For more than 150 years, Anvil has worked to build strong pipe-to-pipe connections, providing pipe products and services at all levels. Anvil provides expertise and product solutions for a wide range of applications — plumbing, mechanical, industrial, fire protection, mining, oil, and gas. Anvil wanted to improve energy efficiency and reduce the carbon footprint of their production operations.
The PennTAP Connection
PennTAP received a grant from the U.S. Department of Energy (DOE) and the Pennsylvania Department of Environmental Protection (PADEP) for the delivery of energy assessments for small to mid-sized manufacturers and local government buildings projects in Pennsylvania. PennTAP, in conjunction with the Penn State Energy and Mineral Engineering Department’s EGEE 494A Energy Research class offered by professor Sarma Pisupati, was designed in part by both PennTAP and Pisupati to provide energy assessments to manufacturers. The energy assessments performed helped the manufacturers to reduce costs through energy reduction while increasing energy efficiency, and the Penn State students benefited by obtaining a great opportunity to get out into the real world, apply the principles they learned in class, and put their theories into practice.

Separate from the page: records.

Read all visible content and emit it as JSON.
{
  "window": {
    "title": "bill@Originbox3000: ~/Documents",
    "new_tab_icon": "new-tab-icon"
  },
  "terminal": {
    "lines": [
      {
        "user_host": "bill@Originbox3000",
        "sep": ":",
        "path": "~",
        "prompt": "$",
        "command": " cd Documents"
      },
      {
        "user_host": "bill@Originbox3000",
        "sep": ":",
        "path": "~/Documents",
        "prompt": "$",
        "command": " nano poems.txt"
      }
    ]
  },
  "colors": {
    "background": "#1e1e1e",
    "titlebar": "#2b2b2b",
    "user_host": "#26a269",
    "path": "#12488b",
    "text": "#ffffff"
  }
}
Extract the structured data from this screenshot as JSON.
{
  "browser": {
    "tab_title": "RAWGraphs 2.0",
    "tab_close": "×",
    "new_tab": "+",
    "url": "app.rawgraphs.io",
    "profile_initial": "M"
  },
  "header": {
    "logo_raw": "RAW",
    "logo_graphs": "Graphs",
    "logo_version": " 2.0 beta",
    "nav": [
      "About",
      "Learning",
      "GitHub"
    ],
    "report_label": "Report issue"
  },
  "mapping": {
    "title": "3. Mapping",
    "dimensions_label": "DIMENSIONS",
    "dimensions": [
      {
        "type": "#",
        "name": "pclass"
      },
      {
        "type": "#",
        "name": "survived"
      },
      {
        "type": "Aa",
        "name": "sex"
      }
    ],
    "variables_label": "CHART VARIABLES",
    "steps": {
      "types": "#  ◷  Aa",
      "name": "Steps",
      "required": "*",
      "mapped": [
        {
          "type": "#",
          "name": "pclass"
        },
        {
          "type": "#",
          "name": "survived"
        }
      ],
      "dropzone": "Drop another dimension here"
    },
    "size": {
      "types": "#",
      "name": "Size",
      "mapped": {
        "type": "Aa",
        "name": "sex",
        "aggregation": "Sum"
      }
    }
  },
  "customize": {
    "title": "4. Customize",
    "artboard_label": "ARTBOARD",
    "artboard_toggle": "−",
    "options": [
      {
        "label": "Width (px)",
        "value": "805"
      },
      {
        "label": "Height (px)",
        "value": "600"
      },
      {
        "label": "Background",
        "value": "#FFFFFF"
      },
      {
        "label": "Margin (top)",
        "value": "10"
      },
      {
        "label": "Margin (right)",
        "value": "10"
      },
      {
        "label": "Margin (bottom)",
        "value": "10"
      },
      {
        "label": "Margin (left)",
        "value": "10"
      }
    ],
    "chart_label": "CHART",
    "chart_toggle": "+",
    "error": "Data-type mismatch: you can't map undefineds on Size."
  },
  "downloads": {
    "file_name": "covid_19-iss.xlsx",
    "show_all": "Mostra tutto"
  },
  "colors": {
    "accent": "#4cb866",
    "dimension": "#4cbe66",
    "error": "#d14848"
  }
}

The PennTAP/Penn State students/Anvil facility sustainability team decided that the energy assessment project would focus on two distinct sub-projects:
- Compressed Air
- Water Conservation
The compressed air and water conservation projects were performed in support of the sustainability team efforts.
Compressed Air System Energy Efficiency Assessment
Five Penn State students conducted a facility-wide compressed air system demand-side assessment. The assessment included a survey to identify compressed air system leaks, inappropriate uses, and recommendations to improve compressed air management. We proceeded by first surveying each operation that uses compressed air energy to determine how it is used, the characteristics of the processes and equipment that use compressed air, how it is currently managed, and its costs. During the assessment the students observed facility operations and conducted brief discussions with facility operating personnel. From the data collected and analysis performed, the students prepared a report on recommendations for compressed air system energy conservation options. During the assessment the students identified 42 leaks, 38 of which can be repaired at a cost of $9,500 for an electric energy cost savings of $25,000 per year, giving a payback of less than five months. Repairing these leaks will result in electric energy savings of 400,000 kWh per year, which is 33% of all electric energy currently consumed by the facility’s compressors.
Water Conservation in the Production Process Cooling Water System
Students conducted an assessment to identify water conservation opportunities in the facility’s process cooling water system that provides cooling for the three raw material melting furnaces and two hot metal holding furnaces. Under the direction of a PennTAP senior technical advisor, the students installed ultrasonic transit-time clamp-on liquid flow meters on the make-up supply lines for four of the facility’s cooling water systems, and analyzed the data generated by the meters. The analysis identified opportunities to save as much as 25 million gallons per year for a cost savings of more than $40,000 per year.
Energy Assessment Results
- 33% electricity reduction/compressor use
- $65,000 per year cost savings
- 400,000 kWh annual savings
- 25 million gallons in water reduction
About the Company
1411 Lancaster Avenue
Columbia PA 17512
Mark Camlin, Environmental Engineer